* [What is expected]:
Each record must be repeated exactly. None may be dropped.

[App and web page records]
§

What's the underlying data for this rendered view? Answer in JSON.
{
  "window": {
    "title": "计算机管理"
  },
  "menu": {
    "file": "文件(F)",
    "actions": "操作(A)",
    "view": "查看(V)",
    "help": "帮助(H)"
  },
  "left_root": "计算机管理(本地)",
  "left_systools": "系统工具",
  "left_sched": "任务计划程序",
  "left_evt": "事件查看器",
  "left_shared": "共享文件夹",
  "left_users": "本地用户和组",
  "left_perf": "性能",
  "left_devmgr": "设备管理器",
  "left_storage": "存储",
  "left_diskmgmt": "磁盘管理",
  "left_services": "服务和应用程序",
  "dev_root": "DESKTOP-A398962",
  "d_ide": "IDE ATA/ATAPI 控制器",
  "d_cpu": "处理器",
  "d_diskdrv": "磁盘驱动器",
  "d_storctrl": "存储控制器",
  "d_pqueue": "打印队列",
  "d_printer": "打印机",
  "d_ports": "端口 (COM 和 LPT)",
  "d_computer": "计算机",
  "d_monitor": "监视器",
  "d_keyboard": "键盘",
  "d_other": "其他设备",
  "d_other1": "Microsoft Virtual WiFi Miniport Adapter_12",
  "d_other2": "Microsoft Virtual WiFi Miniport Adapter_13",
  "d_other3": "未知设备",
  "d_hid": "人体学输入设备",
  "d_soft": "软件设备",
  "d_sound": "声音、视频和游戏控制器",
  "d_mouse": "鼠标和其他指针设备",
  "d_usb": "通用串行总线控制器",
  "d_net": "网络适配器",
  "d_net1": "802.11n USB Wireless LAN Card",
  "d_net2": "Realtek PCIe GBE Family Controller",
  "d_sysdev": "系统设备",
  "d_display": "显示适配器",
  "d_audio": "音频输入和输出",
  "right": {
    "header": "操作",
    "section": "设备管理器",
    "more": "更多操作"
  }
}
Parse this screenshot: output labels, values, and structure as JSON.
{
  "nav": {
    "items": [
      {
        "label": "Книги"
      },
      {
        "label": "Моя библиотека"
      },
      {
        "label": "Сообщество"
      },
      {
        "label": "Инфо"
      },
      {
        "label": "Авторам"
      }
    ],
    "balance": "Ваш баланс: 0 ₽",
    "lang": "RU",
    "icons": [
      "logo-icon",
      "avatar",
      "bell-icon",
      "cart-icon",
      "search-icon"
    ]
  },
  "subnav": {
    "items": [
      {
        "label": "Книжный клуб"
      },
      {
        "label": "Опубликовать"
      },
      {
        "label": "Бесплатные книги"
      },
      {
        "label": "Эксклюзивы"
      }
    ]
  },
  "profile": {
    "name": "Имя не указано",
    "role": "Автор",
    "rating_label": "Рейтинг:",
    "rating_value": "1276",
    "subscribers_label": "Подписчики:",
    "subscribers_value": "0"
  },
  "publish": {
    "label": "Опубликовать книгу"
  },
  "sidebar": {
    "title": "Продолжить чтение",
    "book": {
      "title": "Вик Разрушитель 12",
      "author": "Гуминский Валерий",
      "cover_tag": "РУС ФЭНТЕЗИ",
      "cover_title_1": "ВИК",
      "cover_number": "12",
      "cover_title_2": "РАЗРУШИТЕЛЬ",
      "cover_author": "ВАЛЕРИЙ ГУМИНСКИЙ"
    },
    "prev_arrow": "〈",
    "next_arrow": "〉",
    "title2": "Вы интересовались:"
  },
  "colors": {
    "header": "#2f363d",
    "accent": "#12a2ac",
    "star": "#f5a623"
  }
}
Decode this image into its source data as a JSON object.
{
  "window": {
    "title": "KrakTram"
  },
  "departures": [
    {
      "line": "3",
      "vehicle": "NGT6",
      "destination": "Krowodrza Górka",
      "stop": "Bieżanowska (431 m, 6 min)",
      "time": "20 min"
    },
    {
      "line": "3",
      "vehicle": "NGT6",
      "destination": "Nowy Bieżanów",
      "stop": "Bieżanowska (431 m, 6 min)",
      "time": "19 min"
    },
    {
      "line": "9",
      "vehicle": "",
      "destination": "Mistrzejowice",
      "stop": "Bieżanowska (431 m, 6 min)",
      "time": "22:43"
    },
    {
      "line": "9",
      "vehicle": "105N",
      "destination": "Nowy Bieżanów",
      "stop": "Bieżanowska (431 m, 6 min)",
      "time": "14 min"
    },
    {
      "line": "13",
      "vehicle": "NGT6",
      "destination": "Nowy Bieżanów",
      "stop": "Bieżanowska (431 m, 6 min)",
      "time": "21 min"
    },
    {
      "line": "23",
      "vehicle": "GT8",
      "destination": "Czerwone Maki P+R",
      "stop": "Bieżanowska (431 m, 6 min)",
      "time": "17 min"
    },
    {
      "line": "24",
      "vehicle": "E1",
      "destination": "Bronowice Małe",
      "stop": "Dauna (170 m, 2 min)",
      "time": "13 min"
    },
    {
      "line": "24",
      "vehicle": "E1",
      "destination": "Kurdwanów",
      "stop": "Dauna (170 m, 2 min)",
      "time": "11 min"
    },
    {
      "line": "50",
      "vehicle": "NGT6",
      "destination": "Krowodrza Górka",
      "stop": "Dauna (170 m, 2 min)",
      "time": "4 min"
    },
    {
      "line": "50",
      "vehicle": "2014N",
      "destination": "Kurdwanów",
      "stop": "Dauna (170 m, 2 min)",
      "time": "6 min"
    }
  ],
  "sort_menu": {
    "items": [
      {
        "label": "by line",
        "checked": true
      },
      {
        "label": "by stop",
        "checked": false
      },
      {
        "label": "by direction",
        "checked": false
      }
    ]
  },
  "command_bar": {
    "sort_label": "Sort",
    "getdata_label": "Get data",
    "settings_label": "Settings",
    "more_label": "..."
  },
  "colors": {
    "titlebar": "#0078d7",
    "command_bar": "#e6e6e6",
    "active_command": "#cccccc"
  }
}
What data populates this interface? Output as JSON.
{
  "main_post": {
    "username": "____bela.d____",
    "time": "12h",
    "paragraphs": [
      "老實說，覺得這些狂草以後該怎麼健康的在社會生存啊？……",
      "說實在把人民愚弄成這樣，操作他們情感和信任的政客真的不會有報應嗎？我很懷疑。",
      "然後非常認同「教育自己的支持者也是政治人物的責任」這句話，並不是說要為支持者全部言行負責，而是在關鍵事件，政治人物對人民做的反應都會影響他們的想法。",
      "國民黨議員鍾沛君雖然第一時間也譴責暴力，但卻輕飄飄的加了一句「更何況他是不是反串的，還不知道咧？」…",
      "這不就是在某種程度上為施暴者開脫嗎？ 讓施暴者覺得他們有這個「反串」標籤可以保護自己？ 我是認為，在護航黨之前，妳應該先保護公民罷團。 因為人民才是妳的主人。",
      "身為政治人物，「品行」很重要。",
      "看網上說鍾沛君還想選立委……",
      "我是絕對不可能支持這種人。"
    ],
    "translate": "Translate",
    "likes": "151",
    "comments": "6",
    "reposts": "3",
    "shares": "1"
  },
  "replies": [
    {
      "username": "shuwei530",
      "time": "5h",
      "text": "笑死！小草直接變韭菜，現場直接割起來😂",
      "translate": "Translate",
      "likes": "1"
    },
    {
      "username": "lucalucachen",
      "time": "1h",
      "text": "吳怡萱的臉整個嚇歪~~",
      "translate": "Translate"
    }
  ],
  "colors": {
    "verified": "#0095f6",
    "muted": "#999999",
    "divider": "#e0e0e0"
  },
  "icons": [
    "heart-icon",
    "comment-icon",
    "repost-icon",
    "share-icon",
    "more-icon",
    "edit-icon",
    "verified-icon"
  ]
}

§

* [Expected answer]:
What's the underlying data for this rendered view? Answer in JSON.
{
  "window": {
    "title": "计算机管理"
  },
  "menu": {
    "file": "文件(F)",
    "actions": "操作(A)",
    "view": "查看(V)",
    "help": "帮助(H)"
  },
  "left_root": "计算机管理(本地)",
  "left_systools": "系统工具",
  "left_sched": "任务计划程序",
  "left_evt": "事件查看器",
  "left_shared": "共享文件夹",
  "left_users": "本地用户和组",
  "left_perf": "性能",
  "left_devmgr": "设备管理器",
  "left_storage": "存储",
  "left_diskmgmt": "磁盘管理",
  "left_services": "服务和应用程序",
  "dev_root": "DESKTOP-A398962",
  "d_ide": "IDE ATA/ATAPI 控制器",
  "d_cpu": "处理器",
  "d_diskdrv": "磁盘驱动器",
  "d_storctrl": "存储控制器",
  "d_pqueue": "打印队列",
  "d_printer": "打印机",
  "d_ports": "端口 (COM 和 LPT)",
  "d_computer": "计算机",
  "d_monitor": "监视器",
  "d_keyboard": "键盘",
  "d_other": "其他设备",
  "d_other1": "Microsoft Virtual WiFi Miniport Adapter_12",
  "d_other2": "Microsoft Virtual WiFi Miniport Adapter_13",
  "d_other3": "未知设备",
  "d_hid": "人体学输入设备",
  "d_soft": "软件设备",
  "d_sound": "声音、视频和游戏控制器",
  "d_mouse": "鼠标和其他指针设备",
  "d_usb": "通用串行总线控制器",
  "d_net": "网络适配器",
  "d_net1": "802.11n USB Wireless LAN Card",
  "d_net2": "Realtek PCIe GBE Family Controller",
  "d_sysdev": "系统设备",
  "d_display": "显示适配器",
  "d_audio": "音频输入和输出",
  "right": {
    "header": "操作",
    "section": "设备管理器",
    "more": "更多操作"
  }
}
Parse this screenshot: output labels, values, and structure as JSON.
{
  "nav": {
    "items": [
      {
        "label": "Книги"
      },
      {
        "label": "Моя библиотека"
      },
      {
        "label": "Сообщество"
      },
      {
        "label": "Инфо"
      },
      {
        "label": "Авторам"
      }
    ],
    "balance": "Ваш баланс: 0 ₽",
    "lang": "RU",
    "icons": [
      "logo-icon",
      "avatar",
      "bell-icon",
      "cart-icon",
      "search-icon"
    ]
  },
  "subnav": {
    "items": [
      {
        "label": "Книжный клуб"
      },
      {
        "label": "Опубликовать"
      },
      {
        "label": "Бесплатные книги"
      },
      {
        "label": "Эксклюзивы"
      }
    ]
  },
  "profile": {
    "name": "Имя не указано",
    "role": "Автор",
    "rating_label": "Рейтинг:",
    "rating_value": "1276",
    "subscribers_label": "Подписчики:",
    "subscribers_value": "0"
  },
  "publish": {
    "label": "Опубликовать книгу"
  },
  "sidebar": {
    "title": "Продолжить чтение",
    "book": {
      "title": "Вик Разрушитель 12",
      "author": "Гуминский Валерий",
      "cover_tag": "РУС ФЭНТЕЗИ",
      "cover_title_1": "ВИК",
      "cover_number": "12",
      "cover_title_2": "РАЗРУШИТЕЛЬ",
      "cover_author": "ВАЛЕРИЙ ГУМИНСКИЙ"
    },
    "prev_arrow": "〈",
    "next_arrow": "〉",
    "title2": "Вы интересовались:"
  },
  "colors": {
    "header": "#2f363d",
    "accent": "#12a2ac",
    "star": "#f5a623"
  }
}
Decode this image into its source data as a JSON object.
{
  "window": {
    "title": "KrakTram"
  },
  "departures": [
    {
      "line": "3",
      "vehicle": "NGT6",
      "destination": "Krowodrza Górka",
      "stop": "Bieżanowska (431 m, 6 min)",
      "time": "20 min"
    },
    {
      "line": "3",
      "vehicle": "NGT6",
      "destination": "Nowy Bieżanów",
      "stop": "Bieżanowska (431 m, 6 min)",
      "time": "19 min"
    },
    {
      "line": "9",
      "vehicle": "",
      "destination": "Mistrzejowice",
      "stop": "Bieżanowska (431 m, 6 min)",
      "time": "22:43"
    },
    {
      "line": "9",
      "vehicle": "105N",
      "destination": "Nowy Bieżanów",
      "stop": "Bieżanowska (431 m, 6 min)",
      "time": "14 min"
    },
    {
      "line": "13",
      "vehicle": "NGT6",
      "destination": "Nowy Bieżanów",
      "stop": "Bieżanowska (431 m, 6 min)",
      "time": "21 min"
    },
    {
      "line": "23",
      "vehicle": "GT8",
      "destination": "Czerwone Maki P+R",
      "stop": "Bieżanowska (431 m, 6 min)",
      "time": "17 min"
    },
    {
      "line": "24",
      "vehicle": "E1",
      "destination": "Bronowice Małe",
      "stop": "Dauna (170 m, 2 min)",
      "time": "13 min"
    },
    {
      "line": "24",
      "vehicle": "E1",
      "destination": "Kurdwanów",
      "stop": "Dauna (170 m, 2 min)",
      "time": "11 min"
    },
    {
      "line": "50",
      "vehicle": "NGT6",
      "destination": "Krowodrza Górka",
      "stop": "Dauna (170 m, 2 min)",
      "time": "4 min"
    },
    {
      "line": "50",
      "vehicle": "2014N",
      "destination": "Kurdwanów",
      "stop": "Dauna (170 m, 2 min)",
      "time": "6 min"
    }
  ],
  "sort_menu": {
    "items": [
      {
        "label": "by line",
        "checked": true
      },
      {
        "label": "by stop",
        "checked": false
      },
      {
        "label": "by direction",
        "checked": false
      }
    ]
  },
  "command_bar": {
    "sort_label": "Sort",
    "getdata_label": "Get data",
    "settings_label": "Settings",
    "more_label": "..."
  },
  "colors": {
    "titlebar": "#0078d7",
    "command_bar": "#e6e6e6",
    "active_command": "#cccccc"
  }
}
What data populates this interface? Output as JSON.
{
  "main_post": {
    "username": "____bela.d____",
    "time": "12h",
    "paragraphs": [
      "老實說，覺得這些狂草以後該怎麼健康的在社會生存啊？……",
      "說實在把人民愚弄成這樣，操作他們情感和信任的政客真的不會有報應嗎？我很懷疑。",
      "然後非常認同「教育自己的支持者也是政治人物的責任」這句話，並不是說要為支持者全部言行負責，而是在關鍵事件，政治人物對人民做的反應都會影響他們的想法。",
      "國民黨議員鍾沛君雖然第一時間也譴責暴力，但卻輕飄飄的加了一句「更何況他是不是反串的，還不知道咧？」…",
      "這不就是在某種程度上為施暴者開脫嗎？ 讓施暴者覺得他們有這個「反串」標籤可以保護自己？ 我是認為，在護航黨之前，妳應該先保護公民罷團。 因為人民才是妳的主人。",
      "身為政治人物，「品行」很重要。",
      "看網上說鍾沛君還想選立委……",
      "我是絕對不可能支持這種人。"
    ],
    "translate": "Translate",
    "likes": "151",
    "comments": "6",
    "reposts": "3",
    "shares": "1"
  },
  "replies": [
    {
      "username": "shuwei530",
      "time": "5h",
      "text": "笑死！小草直接變韭菜，現場直接割起來😂",
      "translate": "Translate",
      "likes": "1"
    },
    {
      "username": "lucalucachen",
      "time": "1h",
      "text": "吳怡萱的臉整個嚇歪~~",
      "translate": "Translate"
    }
  ],
  "colors": {
    "verified": "#0095f6",
    "muted": "#999999",
    "divider": "#e0e0e0"
  },
  "icons": [
    "heart-icon",
    "comment-icon",
    "repost-icon",
    "share-icon",
    "more-icon",
    "edit-icon",
    "verified-icon"
  ]
}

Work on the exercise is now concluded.